▸ **Extracted records**
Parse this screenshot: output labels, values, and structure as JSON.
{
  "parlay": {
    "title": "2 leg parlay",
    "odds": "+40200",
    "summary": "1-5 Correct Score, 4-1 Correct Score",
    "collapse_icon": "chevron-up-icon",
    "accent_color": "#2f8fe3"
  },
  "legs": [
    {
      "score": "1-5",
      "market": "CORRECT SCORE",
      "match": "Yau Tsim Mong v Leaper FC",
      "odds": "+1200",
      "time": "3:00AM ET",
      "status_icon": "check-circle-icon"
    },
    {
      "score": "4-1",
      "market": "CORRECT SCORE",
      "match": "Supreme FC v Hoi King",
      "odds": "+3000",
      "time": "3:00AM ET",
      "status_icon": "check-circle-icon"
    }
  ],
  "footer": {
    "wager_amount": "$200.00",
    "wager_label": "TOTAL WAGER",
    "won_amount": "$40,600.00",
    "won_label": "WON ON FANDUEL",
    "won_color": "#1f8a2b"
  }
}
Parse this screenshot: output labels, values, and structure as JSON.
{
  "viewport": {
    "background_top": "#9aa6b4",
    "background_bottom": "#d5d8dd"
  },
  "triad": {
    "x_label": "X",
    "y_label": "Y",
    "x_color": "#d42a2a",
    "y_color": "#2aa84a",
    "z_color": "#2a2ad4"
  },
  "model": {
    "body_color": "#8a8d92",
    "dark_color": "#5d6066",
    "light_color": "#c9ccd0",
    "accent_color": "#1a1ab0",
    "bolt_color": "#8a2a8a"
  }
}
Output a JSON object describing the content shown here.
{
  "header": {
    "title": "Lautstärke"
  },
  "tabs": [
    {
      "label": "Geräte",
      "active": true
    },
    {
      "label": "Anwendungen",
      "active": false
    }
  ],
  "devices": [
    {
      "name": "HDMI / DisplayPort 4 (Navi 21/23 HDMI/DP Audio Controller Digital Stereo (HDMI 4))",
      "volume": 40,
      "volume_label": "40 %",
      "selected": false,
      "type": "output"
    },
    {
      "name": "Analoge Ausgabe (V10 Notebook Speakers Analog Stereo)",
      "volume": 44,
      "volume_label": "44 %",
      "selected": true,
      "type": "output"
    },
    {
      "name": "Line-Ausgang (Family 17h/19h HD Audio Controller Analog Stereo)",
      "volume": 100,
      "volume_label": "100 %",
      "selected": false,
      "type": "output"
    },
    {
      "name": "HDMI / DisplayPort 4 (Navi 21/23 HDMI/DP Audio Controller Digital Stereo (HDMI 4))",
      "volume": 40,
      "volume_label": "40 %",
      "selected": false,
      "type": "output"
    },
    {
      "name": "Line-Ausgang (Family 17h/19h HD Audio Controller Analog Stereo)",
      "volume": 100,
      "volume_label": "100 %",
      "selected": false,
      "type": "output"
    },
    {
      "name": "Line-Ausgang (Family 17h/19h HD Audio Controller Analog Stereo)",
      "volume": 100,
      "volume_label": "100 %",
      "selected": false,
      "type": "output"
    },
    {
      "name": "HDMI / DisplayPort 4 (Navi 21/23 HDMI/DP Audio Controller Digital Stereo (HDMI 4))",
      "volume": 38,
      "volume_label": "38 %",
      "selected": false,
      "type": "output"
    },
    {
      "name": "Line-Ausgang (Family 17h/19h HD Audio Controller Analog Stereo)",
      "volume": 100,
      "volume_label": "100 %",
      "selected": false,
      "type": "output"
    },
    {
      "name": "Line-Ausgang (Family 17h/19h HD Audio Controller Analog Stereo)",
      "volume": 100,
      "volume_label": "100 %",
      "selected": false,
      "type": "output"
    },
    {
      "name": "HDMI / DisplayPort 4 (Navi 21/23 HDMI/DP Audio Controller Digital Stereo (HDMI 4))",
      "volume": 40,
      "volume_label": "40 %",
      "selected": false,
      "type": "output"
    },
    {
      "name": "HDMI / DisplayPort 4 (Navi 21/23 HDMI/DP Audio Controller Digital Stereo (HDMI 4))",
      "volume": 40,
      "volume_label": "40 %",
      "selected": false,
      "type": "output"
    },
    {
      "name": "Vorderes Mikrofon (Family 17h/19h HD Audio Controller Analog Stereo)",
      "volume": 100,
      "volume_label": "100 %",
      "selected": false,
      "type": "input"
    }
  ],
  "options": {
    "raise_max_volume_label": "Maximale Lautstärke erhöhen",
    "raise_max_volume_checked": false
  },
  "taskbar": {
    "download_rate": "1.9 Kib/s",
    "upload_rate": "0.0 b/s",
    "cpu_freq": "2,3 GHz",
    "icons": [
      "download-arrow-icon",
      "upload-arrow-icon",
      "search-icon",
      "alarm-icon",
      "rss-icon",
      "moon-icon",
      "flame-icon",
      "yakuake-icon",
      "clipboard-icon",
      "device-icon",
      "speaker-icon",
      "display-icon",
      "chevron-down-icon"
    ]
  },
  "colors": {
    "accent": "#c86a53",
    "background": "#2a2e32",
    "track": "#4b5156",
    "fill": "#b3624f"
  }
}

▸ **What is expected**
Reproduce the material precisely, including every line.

▸ **Solution**
Parse this screenshot: output labels, values, and structure as JSON.
{
  "parlay": {
    "title": "2 leg parlay",
    "odds": "+40200",
    "summary": "1-5 Correct Score, 4-1 Correct Score",
    "collapse_icon": "chevron-up-icon",
    "accent_color": "#2f8fe3"
  },
  "legs": [
    {
      "score": "1-5",
      "market": "CORRECT SCORE",
      "match": "Yau Tsim Mong v Leaper FC",
      "odds": "+1200",
      "time": "3:00AM ET",
      "status_icon": "check-circle-icon"
    },
    {
      "score": "4-1",
      "market": "CORRECT SCORE",
      "match": "Supreme FC v Hoi King",
      "odds": "+3000",
      "time": "3:00AM ET",
      "status_icon": "check-circle-icon"
    }
  ],
  "footer": {
    "wager_amount": "$200.00",
    "wager_label": "TOTAL WAGER",
    "won_amount": "$40,600.00",
    "won_label": "WON ON FANDUEL",
    "won_color": "#1f8a2b"
  }
}
Parse this screenshot: output labels, values, and structure as JSON.
{
  "viewport": {
    "background_top": "#9aa6b4",
    "background_bottom": "#d5d8dd"
  },
  "triad": {
    "x_label": "X",
    "y_label": "Y",
    "x_color": "#d42a2a",
    "y_color": "#2aa84a",
    "z_color": "#2a2ad4"
  },
  "model": {
    "body_color": "#8a8d92",
    "dark_color": "#5d6066",
    "light_color": "#c9ccd0",
    "accent_color": "#1a1ab0",
    "bolt_color": "#8a2a8a"
  }
}
Output a JSON object describing the content shown here.
{
  "header": {
    "title": "Lautstärke"
  },
  "tabs": [
    {
      "label": "Geräte",
      "active": true
    },
    {
      "label": "Anwendungen",
      "active": false
    }
  ],
  "devices": [
    {
      "name": "HDMI / DisplayPort 4 (Navi 21/23 HDMI/DP Audio Controller Digital Stereo (HDMI 4))",
      "volume": 40,
      "volume_label": "40 %",
      "selected": false,
      "type": "output"
    },
    {
      "name": "Analoge Ausgabe (V10 Notebook Speakers Analog Stereo)",
      "volume": 44,
      "volume_label": "44 %",
      "selected": true,
      "type": "output"
    },
    {
      "name": "Line-Ausgang (Family 17h/19h HD Audio Controller Analog Stereo)",
      "volume": 100,
      "volume_label": "100 %",
      "selected": false,
      "type": "output"
    },
    {
      "name": "HDMI / DisplayPort 4 (Navi 21/23 HDMI/DP Audio Controller Digital Stereo (HDMI 4))",
      "volume": 40,
      "volume_label": "40 %",
      "selected": false,
      "type": "output"
    },
    {
      "name": "Line-Ausgang (Family 17h/19h HD Audio Controller Analog Stereo)",
      "volume": 100,
      "volume_label": "100 %",
      "selected": false,
      "type": "output"
    },
    {
      "name": "Line-Ausgang (Family 17h/19h HD Audio Controller Analog Stereo)",
      "volume": 100,
      "volume_label": "100 %",
      "selected": false,
      "type": "output"
    },
    {
      "name": "HDMI / DisplayPort 4 (Navi 21/23 HDMI/DP Audio Controller Digital Stereo (HDMI 4))",
      "volume": 38,
      "volume_label": "38 %",
      "selected": false,
      "type": "output"
    },
    {
      "name": "Line-Ausgang (Family 17h/19h HD Audio Controller Analog Stereo)",
      "volume": 100,
      "volume_label": "100 %",
      "selected": false,
      "type": "output"
    },
    {
      "name": "Line-Ausgang (Family 17h/19h HD Audio Controller Analog Stereo)",
      "volume": 100,
      "volume_label": "100 %",
      "selected": false,
      "type": "output"
    },
    {
      "name": "HDMI / DisplayPort 4 (Navi 21/23 HDMI/DP Audio Controller Digital Stereo (HDMI 4))",
      "volume": 40,
      "volume_label": "40 %",
      "selected": false,
      "type": "output"
    },
    {
      "name": "HDMI / DisplayPort 4 (Navi 21/23 HDMI/DP Audio Controller Digital Stereo (HDMI 4))",
      "volume": 40,
      "volume_label": "40 %",
      "selected": false,
      "type": "output"
    },
    {
      "name": "Vorderes Mikrofon (Family 17h/19h HD Audio Controller Analog Stereo)",
      "volume": 100,
      "volume_label": "100 %",
      "selected": false,
      "type": "input"
    }
  ],
  "options": {
    "raise_max_volume_label": "Maximale Lautstärke erhöhen",
    "raise_max_volume_checked": false
  },
  "taskbar": {
    "download_rate": "1.9 Kib/s",
    "upload_rate": "0.0 b/s",
    "cpu_freq": "2,3 GHz",
    "icons": [
      "download-arrow-icon",
      "upload-arrow-icon",
      "search-icon",
      "alarm-icon",
      "rss-icon",
      "moon-icon",
      "flame-icon",
      "yakuake-icon",
      "clipboard-icon",
      "device-icon",
      "speaker-icon",
      "display-icon",
      "chevron-down-icon"
    ]
  },
  "colors": {
    "accent": "#c86a53",
    "background": "#2a2e32",
    "track": "#4b5156",
    "fill": "#b3624f"
  }
}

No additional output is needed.